- **EXERCISE BRIEF**: Give the number of lines in the records below that include "from". Reply with that number alone.

──────── INPUT RECORDS ────────

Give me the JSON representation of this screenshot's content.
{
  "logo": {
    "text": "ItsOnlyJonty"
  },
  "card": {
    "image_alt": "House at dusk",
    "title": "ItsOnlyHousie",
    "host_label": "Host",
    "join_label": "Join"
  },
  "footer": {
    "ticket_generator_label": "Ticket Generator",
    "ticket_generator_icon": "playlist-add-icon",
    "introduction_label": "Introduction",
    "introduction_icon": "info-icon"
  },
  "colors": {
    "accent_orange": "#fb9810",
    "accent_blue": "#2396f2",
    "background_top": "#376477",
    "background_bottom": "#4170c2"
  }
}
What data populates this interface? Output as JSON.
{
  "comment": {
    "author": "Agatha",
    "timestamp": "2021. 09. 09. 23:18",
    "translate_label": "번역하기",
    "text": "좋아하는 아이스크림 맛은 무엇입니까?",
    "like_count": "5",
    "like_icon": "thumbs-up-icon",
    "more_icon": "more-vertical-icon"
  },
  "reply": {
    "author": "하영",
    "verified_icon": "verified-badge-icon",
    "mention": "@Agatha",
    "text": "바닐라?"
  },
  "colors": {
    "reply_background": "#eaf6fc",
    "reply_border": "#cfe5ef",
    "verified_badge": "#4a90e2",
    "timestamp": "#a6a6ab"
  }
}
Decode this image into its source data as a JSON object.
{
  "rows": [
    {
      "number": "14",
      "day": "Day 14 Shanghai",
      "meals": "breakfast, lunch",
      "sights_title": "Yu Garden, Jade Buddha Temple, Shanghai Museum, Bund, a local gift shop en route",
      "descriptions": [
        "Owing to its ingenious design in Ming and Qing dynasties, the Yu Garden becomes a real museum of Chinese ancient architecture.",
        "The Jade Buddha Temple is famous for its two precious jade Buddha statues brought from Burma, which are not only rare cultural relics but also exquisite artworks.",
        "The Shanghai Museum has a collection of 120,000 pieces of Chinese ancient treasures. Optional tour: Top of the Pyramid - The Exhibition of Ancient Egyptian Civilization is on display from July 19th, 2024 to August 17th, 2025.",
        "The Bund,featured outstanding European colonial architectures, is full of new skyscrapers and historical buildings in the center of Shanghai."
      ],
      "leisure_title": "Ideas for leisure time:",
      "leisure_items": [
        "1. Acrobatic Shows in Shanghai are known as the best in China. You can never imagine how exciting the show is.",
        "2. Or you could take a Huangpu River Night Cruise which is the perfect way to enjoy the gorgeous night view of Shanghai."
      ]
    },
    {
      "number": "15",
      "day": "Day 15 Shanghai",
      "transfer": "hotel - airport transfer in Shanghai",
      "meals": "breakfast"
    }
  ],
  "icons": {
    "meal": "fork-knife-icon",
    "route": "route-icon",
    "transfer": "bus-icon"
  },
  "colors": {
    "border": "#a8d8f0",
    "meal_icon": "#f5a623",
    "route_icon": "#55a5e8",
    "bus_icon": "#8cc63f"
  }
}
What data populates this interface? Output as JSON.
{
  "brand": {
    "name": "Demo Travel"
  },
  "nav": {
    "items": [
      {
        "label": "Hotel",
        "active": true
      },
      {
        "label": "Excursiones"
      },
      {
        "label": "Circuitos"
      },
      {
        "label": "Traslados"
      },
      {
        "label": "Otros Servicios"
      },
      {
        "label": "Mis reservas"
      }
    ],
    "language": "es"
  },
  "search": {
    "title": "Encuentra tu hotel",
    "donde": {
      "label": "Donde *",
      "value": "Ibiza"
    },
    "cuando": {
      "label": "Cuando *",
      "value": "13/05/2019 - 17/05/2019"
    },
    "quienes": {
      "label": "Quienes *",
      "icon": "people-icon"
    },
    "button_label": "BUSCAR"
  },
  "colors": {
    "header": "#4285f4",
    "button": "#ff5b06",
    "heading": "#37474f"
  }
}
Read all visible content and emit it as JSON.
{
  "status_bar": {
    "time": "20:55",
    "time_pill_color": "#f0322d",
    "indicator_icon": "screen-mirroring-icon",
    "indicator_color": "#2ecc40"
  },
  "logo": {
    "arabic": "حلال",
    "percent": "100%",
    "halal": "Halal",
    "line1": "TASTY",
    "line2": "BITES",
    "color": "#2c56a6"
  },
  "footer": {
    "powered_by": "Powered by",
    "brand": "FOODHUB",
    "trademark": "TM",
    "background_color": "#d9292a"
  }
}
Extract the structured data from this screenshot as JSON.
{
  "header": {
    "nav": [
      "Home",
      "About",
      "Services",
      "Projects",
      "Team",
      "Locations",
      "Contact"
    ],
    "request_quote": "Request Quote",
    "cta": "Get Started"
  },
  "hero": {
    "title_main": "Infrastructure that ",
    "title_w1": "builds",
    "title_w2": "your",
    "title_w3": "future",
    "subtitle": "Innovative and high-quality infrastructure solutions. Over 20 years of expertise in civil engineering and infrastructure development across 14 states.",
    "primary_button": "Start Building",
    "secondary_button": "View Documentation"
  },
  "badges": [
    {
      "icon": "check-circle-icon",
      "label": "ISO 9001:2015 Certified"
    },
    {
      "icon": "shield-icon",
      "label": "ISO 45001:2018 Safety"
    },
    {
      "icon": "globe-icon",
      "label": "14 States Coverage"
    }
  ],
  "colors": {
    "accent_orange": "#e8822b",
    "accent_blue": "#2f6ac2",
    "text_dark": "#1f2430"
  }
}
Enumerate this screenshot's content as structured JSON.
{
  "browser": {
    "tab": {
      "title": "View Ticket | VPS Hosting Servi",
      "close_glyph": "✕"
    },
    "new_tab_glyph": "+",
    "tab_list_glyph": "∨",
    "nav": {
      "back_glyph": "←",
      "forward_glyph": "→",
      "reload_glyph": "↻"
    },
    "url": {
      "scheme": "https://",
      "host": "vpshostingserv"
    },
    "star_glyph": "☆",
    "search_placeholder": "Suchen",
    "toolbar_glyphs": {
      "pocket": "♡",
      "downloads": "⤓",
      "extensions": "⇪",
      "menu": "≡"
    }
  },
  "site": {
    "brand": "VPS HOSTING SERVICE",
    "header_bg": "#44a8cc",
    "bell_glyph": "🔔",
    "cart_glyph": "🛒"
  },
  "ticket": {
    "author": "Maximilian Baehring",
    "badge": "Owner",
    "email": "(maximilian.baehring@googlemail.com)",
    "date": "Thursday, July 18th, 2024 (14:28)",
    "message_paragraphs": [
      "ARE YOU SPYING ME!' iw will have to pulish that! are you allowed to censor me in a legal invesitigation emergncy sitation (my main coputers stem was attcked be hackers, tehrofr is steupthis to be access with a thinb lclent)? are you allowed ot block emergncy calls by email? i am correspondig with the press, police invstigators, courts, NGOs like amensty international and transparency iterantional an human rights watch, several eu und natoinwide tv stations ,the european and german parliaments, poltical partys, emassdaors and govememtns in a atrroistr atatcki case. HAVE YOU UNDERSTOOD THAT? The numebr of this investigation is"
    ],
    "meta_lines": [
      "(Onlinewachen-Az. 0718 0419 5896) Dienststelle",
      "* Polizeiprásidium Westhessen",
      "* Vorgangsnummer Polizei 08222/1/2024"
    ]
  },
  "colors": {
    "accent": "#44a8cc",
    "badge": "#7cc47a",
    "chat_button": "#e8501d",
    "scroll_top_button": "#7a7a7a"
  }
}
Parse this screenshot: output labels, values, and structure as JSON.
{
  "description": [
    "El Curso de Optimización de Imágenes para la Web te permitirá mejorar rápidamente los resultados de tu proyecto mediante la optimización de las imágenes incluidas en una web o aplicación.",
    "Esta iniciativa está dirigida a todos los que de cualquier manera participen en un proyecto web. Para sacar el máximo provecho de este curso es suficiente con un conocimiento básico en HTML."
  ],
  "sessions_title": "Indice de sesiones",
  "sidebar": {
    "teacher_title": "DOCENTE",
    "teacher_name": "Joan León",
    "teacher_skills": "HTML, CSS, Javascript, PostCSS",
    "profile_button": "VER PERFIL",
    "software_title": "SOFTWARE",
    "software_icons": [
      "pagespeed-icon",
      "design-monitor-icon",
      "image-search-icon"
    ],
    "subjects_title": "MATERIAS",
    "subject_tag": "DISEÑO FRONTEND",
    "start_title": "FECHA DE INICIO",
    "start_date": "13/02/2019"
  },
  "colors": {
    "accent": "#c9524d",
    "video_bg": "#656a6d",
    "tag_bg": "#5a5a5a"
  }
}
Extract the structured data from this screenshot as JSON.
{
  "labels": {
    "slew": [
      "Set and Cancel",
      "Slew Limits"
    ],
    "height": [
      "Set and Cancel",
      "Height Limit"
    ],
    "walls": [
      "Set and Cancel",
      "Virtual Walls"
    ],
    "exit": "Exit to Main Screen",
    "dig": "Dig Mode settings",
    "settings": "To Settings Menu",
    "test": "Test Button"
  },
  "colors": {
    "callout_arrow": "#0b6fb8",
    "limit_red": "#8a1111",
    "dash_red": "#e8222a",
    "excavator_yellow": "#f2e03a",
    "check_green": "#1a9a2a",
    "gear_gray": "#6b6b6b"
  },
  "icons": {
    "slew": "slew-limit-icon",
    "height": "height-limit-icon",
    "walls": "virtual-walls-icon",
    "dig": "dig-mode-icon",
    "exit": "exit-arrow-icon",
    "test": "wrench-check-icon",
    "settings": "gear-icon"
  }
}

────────

- **RESULT**: 4